Never eat unless

... In this couple of
Vow takers, dressed up
Trussed up, on a May Day
Then left in knots
A tangled heap shipped away
Unfamiliar, unknown to other,
Dumped into the North Atlantic abyss?

... In this set of
Assembled body parts
Woman machinery, shuttered for years,
Plumbing shut off, plugged up
With the PILLs, so long;
A cycle squints to recognize the
Tick-tock-tocking time
In the unbroken English season?

...In this binding of
Books, bound themselves to
A sentence,
Like a judge waiting, to speak himself;
He's Tapping his pen,
Looking over the room,
Giving his promise, his word:
All those words.

Where am I?

Thursday, April 06, 2006

Is this a competition?

Who are all these riotous people around me?

Mother and sonI love my camera-phone. To the unsuspecting world, it LOOKS like a phone. But I can catch you! I might just try.

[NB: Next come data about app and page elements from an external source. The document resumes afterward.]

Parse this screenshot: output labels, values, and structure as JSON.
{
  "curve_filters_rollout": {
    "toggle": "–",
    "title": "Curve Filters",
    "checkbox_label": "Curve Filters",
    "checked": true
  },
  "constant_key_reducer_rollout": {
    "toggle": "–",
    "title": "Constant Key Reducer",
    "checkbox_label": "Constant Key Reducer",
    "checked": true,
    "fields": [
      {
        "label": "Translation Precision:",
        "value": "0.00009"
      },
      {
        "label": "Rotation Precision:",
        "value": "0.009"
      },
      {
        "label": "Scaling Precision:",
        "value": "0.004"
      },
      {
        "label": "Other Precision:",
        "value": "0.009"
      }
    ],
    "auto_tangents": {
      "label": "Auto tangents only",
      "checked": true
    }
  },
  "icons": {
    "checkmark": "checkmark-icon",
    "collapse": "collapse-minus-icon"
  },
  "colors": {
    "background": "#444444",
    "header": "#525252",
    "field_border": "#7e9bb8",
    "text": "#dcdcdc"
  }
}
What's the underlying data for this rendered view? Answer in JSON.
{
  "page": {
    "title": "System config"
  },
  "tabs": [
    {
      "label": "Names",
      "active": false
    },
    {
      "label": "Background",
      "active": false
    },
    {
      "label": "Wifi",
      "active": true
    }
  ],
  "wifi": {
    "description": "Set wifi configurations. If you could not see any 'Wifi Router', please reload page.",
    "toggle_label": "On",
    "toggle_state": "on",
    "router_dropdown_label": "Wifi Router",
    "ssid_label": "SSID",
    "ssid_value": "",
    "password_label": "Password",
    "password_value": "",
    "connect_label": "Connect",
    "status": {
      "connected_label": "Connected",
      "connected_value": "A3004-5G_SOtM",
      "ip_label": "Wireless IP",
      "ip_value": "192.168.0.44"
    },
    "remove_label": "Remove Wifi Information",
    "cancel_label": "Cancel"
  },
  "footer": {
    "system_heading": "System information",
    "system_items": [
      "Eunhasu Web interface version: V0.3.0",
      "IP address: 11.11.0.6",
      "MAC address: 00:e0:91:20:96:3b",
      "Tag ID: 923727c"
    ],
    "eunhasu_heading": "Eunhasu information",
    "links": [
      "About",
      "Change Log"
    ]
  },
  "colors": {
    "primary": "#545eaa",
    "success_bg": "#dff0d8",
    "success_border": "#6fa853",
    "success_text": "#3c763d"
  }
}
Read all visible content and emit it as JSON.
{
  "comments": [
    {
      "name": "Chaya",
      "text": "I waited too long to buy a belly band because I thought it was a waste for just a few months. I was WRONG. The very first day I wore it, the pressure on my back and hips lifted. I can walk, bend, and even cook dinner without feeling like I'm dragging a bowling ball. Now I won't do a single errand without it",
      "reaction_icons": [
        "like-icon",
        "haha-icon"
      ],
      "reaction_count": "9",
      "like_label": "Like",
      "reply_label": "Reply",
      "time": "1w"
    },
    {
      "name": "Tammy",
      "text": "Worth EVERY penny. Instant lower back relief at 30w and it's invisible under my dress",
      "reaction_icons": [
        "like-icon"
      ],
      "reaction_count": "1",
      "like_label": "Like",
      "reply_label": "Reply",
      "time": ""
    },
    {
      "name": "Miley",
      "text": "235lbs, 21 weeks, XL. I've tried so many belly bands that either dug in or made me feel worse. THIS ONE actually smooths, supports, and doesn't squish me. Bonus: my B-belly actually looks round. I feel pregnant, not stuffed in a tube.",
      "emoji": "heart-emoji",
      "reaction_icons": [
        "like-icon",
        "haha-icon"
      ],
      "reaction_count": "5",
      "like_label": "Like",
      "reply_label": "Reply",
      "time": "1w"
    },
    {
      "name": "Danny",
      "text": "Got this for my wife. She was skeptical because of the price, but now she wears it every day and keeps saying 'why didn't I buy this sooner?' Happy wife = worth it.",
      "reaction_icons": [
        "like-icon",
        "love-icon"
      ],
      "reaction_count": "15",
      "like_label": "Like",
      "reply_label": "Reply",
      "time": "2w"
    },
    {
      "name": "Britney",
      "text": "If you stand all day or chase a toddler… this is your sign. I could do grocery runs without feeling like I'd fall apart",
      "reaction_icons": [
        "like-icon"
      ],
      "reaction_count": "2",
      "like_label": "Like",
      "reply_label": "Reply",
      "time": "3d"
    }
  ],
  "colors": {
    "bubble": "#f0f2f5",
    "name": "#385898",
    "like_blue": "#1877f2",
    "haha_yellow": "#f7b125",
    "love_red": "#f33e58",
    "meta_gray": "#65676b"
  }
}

I love dogs. Dogs don't care if you have a harelip. They don't care if you have simple chronic halitosis (they have the complex version anyway). They don't care if you launched rotten eggs farts all through grade school.

I also like snails, but I don't know why.

I love these people. What else do you need, if you have something as close as this?

Women go inside homes and do small things everyday. The small things are so big, there is no room to name them or list them.

I like feather pillows.